Perceptions of the Insurance Industry

Most people in the USA own 19 pairs of shoes in average. People can queue up to 6 days to purchase the latest smartphone. But when it comes to insurance, people often don't take the time and effort to buy them

Why is insurance so different from other products? We buy insurance not because we love to, but because we have to. Indeed, most consumers don't see any value nor have any interest in insurance. Adding to this, they have very limited trust in insurance.

Meeting Customers' Needs Through Digitalization

Thanks to technological progress, digitalization has been used by many different industries to improve customer journey in various key moments like sales and servicing, to provide a more seamless customer experience. Naturally, this digital evolution has reached mainly younger consumers, as they are more open to new technology in an increasing digital world.

Starting from this background, many General Insurers have engaged a process of digital transformation in the 2010s to increase their range of products, with some success in their execution and implementation.

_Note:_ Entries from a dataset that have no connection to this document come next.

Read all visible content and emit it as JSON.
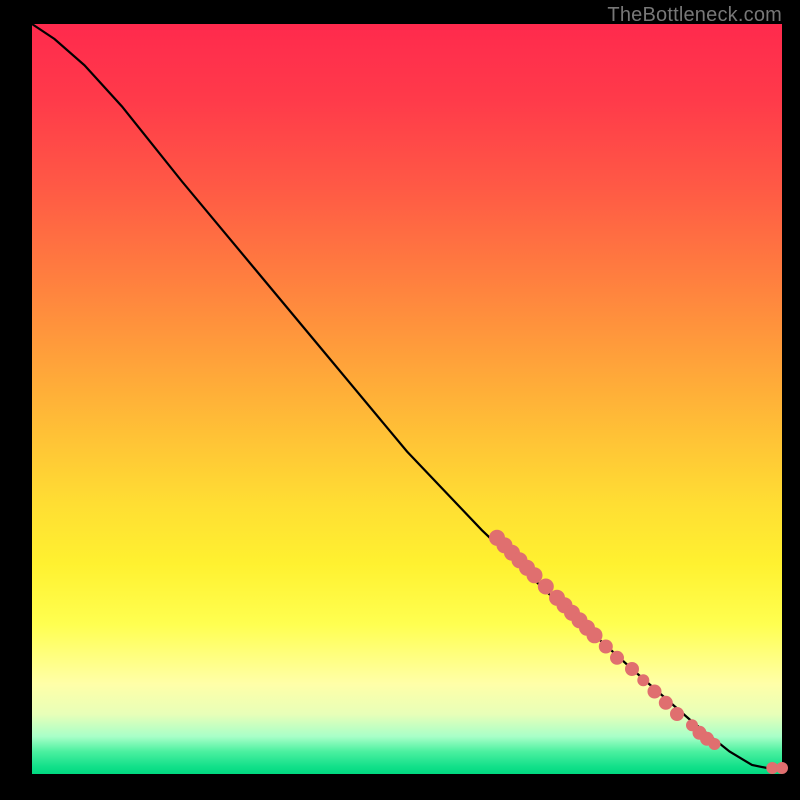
{
  "attribution": "TheBottleneck.com",
  "colors": {
    "curve": "#000000",
    "marker": "#e06f6f",
    "gradient_top": "#ff2a4d",
    "gradient_bottom": "#00d880"
  },
  "chart_data": {
    "type": "line",
    "title": "",
    "xlabel": "",
    "ylabel": "",
    "xlim": [
      0,
      100
    ],
    "ylim": [
      0,
      100
    ],
    "grid": false,
    "legend": false,
    "curve": [
      {
        "x": 0,
        "y": 100
      },
      {
        "x": 3,
        "y": 98
      },
      {
        "x": 7,
        "y": 94.5
      },
      {
        "x": 12,
        "y": 89
      },
      {
        "x": 20,
        "y": 79
      },
      {
        "x": 30,
        "y": 67
      },
      {
        "x": 40,
        "y": 55
      },
      {
        "x": 50,
        "y": 43
      },
      {
        "x": 60,
        "y": 32.5
      },
      {
        "x": 70,
        "y": 23
      },
      {
        "x": 80,
        "y": 14
      },
      {
        "x": 88,
        "y": 7
      },
      {
        "x": 93,
        "y": 3
      },
      {
        "x": 96,
        "y": 1.2
      },
      {
        "x": 98,
        "y": 0.8
      },
      {
        "x": 100,
        "y": 0.8
      }
    ],
    "markers": [
      {
        "x": 62,
        "y": 31.5,
        "r": 8
      },
      {
        "x": 63,
        "y": 30.5,
        "r": 8
      },
      {
        "x": 64,
        "y": 29.5,
        "r": 8
      },
      {
        "x": 65,
        "y": 28.5,
        "r": 8
      },
      {
        "x": 66,
        "y": 27.5,
        "r": 8
      },
      {
        "x": 67,
        "y": 26.5,
        "r": 8
      },
      {
        "x": 68.5,
        "y": 25,
        "r": 8
      },
      {
        "x": 70,
        "y": 23.5,
        "r": 8
      },
      {
        "x": 71,
        "y": 22.5,
        "r": 8
      },
      {
        "x": 72,
        "y": 21.5,
        "r": 8
      },
      {
        "x": 73,
        "y": 20.5,
        "r": 8
      },
      {
        "x": 74,
        "y": 19.5,
        "r": 8
      },
      {
        "x": 75,
        "y": 18.5,
        "r": 8
      },
      {
        "x": 76.5,
        "y": 17,
        "r": 7
      },
      {
        "x": 78,
        "y": 15.5,
        "r": 7
      },
      {
        "x": 80,
        "y": 14,
        "r": 7
      },
      {
        "x": 81.5,
        "y": 12.5,
        "r": 6
      },
      {
        "x": 83,
        "y": 11,
        "r": 7
      },
      {
        "x": 84.5,
        "y": 9.5,
        "r": 7
      },
      {
        "x": 86,
        "y": 8,
        "r": 7
      },
      {
        "x": 88,
        "y": 6.5,
        "r": 6
      },
      {
        "x": 89,
        "y": 5.5,
        "r": 7
      },
      {
        "x": 90,
        "y": 4.7,
        "r": 7
      },
      {
        "x": 91,
        "y": 4,
        "r": 6
      },
      {
        "x": 98.7,
        "y": 0.8,
        "r": 6
      },
      {
        "x": 100,
        "y": 0.8,
        "r": 6
      }
    ]
  }
}
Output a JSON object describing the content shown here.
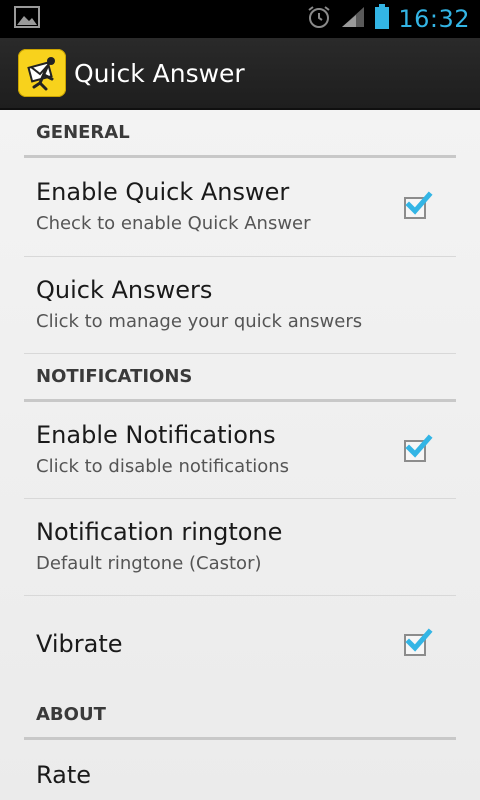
{
  "status_bar": {
    "time": "16:32",
    "icons": [
      "image-notification-icon",
      "alarm-icon",
      "signal-icon",
      "battery-icon"
    ]
  },
  "action_bar": {
    "title": "Quick Answer",
    "icon": "quick-answer-app-icon"
  },
  "colors": {
    "accent": "#33b5e5",
    "checkbox_check": "#33b5e5",
    "app_icon_bg": "#f8d21c"
  },
  "sections": [
    {
      "header": "GENERAL",
      "items": [
        {
          "title": "Enable Quick Answer",
          "summary": "Check to enable Quick Answer",
          "checked": true
        },
        {
          "title": "Quick Answers",
          "summary": "Click to manage your quick answers"
        }
      ]
    },
    {
      "header": "NOTIFICATIONS",
      "items": [
        {
          "title": "Enable Notifications",
          "summary": "Click to disable notifications",
          "checked": true
        },
        {
          "title": "Notification ringtone",
          "summary": "Default ringtone (Castor)"
        },
        {
          "title": "Vibrate",
          "checked": true
        }
      ]
    },
    {
      "header": "ABOUT",
      "items": [
        {
          "title": "Rate"
        }
      ]
    }
  ]
}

The initial supply chain, which was overall unattractive (bureaucratic, unclear and lengthy) has evolved towards a better customer-experience journey with greater channel reach - such as companies' websites, mobile applications and aggregators.

This digital evolution has created more opportunities and capabilities for General Insurers to offer better product permutations to their customers by proposing more options, add-ons, as well as bundles for highly- customized offerings.

For most of the General Insurance lines of business, this product differentiation has allowed them to move away from an almost constant price war between competitors, as products are now more difficult to compare with one another. However, some products like travel insurance (especially single trips) remain largely commoditized and often compared within aggregators websites.

Digitalization in general insurance is also driven by customers' demand for easy-to-use and convenient digital platforms, as is already the case for other industries such as airline companies.

Improving Operational Efficiencies

With increased digitalization of insurance processes, operational efficiency has also improved. For example, a change of address can be performed by the customers in a few minutes. The processes of claims verification and payment have also benefited from digitalization, even though insurance companies also have to keep a tight lid to avoid fraud.

The extreme example of operational efficiency created from insurance digitalization would probably be parametric insurance, which is a type of insurance contract that insures a policyholder against the occurrence of a specific event by paying directly a set amount based on the magnitude of the event, as opposed to the magnitude of the losses in a traditional indemnity policy.

For example, if you buy a parametric insurance product against flight delay and your plane is delayed, it will trigger your cover and the insurer may have already paid into your bank account before you land! This type of insurance is made possible with real time data that is usually publicly available (e.g. flights schedule). As real-time data becomes more readily available, the sale of parametric insurance will grow in the future.

Limitations of Digitalization

While there are benefits in digitalization of insurance, it is worth noting that abuses may also arise, notably in the claims area.

By focusing on making the claims processes as smooth as possible and paying the customers as fast as possible, some General Insurance companies may bypass some ground rules of claims controls, approving ineligible claims based on simple misleading photos sent by their customers. These cases can happen due to oversimplified processes

As a result, these companies might see the savings they made from efficient and straight-through processes wiped off by a couple of fraudulent claims. Furthermore, the "honest" customers would see their insurance premiums increase to fund the claims of the fraudulent customers. Known as "anti-selection", this happens when the customer conceals pertinent information about their lifestyle, occupation, or health to stay in a lower-risk group for lower rates.

Therefore, it is important for companies to use digital means wisely, keeping control of the basic processes in order to avoid fraud or any other derailing from the initial intentions of selling insurance policies and paying claims.

Charting the Course Towards Digitalization

The rise of technology and digital has already transformed the way insurance companies operate and interact with their customers in the last decade.

As this trend is expected to accelerate in the coming years (driverless cars, drones, internet of things, etc.), the insurance landscape will probably continue its transformation and adapt to the new environment, alongside with other changes such as pandemics, climate changes or political risks.

This article was contributed by Frederic Weber, IBF Fellow in General Insurance